■ **WORK INSTRUCTION**
Search the data below for the word "Password" and report how many lines contain it. Nothing but the number is needed.

Dataset rows for apps and sites
======

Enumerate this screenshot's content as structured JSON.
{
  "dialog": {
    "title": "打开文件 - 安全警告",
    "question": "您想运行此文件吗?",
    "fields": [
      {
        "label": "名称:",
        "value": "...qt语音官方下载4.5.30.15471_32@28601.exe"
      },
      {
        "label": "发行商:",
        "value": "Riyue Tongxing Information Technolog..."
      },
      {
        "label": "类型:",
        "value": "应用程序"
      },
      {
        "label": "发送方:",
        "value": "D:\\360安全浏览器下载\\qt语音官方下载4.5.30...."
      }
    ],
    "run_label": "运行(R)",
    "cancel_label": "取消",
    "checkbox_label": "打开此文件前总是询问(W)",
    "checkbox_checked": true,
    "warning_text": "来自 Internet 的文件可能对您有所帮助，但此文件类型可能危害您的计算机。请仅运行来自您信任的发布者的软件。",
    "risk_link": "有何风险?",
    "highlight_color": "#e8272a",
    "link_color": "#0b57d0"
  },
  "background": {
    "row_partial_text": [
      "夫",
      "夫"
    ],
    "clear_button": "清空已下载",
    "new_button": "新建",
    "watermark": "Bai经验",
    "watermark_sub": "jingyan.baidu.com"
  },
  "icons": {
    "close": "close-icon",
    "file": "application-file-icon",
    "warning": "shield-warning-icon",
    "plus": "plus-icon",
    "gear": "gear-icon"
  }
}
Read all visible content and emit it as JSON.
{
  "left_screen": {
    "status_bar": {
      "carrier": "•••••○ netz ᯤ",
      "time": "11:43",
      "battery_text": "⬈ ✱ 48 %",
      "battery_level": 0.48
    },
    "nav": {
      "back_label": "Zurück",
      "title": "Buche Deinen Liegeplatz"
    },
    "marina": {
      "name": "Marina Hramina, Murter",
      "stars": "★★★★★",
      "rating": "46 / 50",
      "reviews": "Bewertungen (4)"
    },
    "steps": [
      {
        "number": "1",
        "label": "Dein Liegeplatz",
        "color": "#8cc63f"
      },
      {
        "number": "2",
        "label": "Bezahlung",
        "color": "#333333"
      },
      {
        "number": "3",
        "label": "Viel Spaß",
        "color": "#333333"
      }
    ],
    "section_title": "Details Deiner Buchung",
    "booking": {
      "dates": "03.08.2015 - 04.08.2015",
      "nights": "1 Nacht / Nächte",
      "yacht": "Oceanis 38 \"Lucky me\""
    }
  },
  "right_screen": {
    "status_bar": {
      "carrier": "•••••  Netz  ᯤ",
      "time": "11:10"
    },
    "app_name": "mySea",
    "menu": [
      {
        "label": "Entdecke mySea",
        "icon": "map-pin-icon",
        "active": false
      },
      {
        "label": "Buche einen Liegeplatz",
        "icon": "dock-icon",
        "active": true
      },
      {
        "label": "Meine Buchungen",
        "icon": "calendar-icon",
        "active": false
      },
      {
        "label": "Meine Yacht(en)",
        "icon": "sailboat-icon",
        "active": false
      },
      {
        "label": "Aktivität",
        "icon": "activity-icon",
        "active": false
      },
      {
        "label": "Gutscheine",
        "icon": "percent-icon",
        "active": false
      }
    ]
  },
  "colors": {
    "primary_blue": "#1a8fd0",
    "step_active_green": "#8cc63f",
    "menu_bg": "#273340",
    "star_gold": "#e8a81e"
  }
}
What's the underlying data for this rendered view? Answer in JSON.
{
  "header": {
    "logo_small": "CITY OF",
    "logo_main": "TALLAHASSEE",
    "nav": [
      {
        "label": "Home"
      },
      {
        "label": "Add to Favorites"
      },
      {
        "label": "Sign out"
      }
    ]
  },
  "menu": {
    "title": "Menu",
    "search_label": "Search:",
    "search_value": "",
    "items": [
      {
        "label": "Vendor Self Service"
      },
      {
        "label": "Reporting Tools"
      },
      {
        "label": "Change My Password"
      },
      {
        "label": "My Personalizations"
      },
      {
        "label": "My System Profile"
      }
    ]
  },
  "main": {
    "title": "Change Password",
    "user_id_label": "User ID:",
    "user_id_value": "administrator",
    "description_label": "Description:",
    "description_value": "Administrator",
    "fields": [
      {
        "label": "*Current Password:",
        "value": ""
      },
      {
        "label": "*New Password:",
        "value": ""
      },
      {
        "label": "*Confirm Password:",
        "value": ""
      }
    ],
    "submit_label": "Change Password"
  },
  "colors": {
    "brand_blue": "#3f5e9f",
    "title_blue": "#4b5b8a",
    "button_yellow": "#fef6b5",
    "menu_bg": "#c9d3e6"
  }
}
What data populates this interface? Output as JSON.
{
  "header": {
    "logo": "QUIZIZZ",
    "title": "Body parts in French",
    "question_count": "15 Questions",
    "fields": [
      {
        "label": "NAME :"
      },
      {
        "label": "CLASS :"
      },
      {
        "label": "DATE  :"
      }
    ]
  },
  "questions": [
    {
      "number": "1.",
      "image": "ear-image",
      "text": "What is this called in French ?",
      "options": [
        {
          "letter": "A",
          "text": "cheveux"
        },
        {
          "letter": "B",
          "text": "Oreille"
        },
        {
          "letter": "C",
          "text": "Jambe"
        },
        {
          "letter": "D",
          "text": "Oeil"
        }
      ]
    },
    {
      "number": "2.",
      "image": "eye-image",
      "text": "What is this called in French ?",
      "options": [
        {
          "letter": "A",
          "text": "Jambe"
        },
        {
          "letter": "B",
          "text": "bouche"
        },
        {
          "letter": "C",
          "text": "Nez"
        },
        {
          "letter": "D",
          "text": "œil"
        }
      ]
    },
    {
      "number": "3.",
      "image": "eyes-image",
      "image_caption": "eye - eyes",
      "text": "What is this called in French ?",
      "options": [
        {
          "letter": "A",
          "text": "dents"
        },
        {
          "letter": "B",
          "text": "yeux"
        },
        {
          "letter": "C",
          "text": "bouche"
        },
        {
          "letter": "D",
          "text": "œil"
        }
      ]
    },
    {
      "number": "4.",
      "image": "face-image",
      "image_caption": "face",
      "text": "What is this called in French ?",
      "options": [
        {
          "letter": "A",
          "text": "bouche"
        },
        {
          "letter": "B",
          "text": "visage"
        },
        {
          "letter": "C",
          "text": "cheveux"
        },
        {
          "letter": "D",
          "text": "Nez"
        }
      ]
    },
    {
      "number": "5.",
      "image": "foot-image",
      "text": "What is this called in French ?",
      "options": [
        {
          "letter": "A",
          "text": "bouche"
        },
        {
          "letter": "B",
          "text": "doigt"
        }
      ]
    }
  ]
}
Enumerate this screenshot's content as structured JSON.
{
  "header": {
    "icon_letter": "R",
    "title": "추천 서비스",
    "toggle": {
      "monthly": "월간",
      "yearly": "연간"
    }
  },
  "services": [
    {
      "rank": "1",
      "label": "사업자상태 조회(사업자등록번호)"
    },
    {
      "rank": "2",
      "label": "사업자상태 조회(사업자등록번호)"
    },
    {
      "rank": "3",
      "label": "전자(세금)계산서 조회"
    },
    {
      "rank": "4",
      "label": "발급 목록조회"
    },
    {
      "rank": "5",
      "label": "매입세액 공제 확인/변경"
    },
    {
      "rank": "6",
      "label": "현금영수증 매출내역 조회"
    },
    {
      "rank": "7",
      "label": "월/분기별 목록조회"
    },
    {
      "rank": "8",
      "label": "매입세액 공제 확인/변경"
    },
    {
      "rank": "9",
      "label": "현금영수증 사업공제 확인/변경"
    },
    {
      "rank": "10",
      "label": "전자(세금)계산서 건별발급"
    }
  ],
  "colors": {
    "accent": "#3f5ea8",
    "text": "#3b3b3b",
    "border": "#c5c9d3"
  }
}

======

■ **RESPONSE TO THIS TASK**
6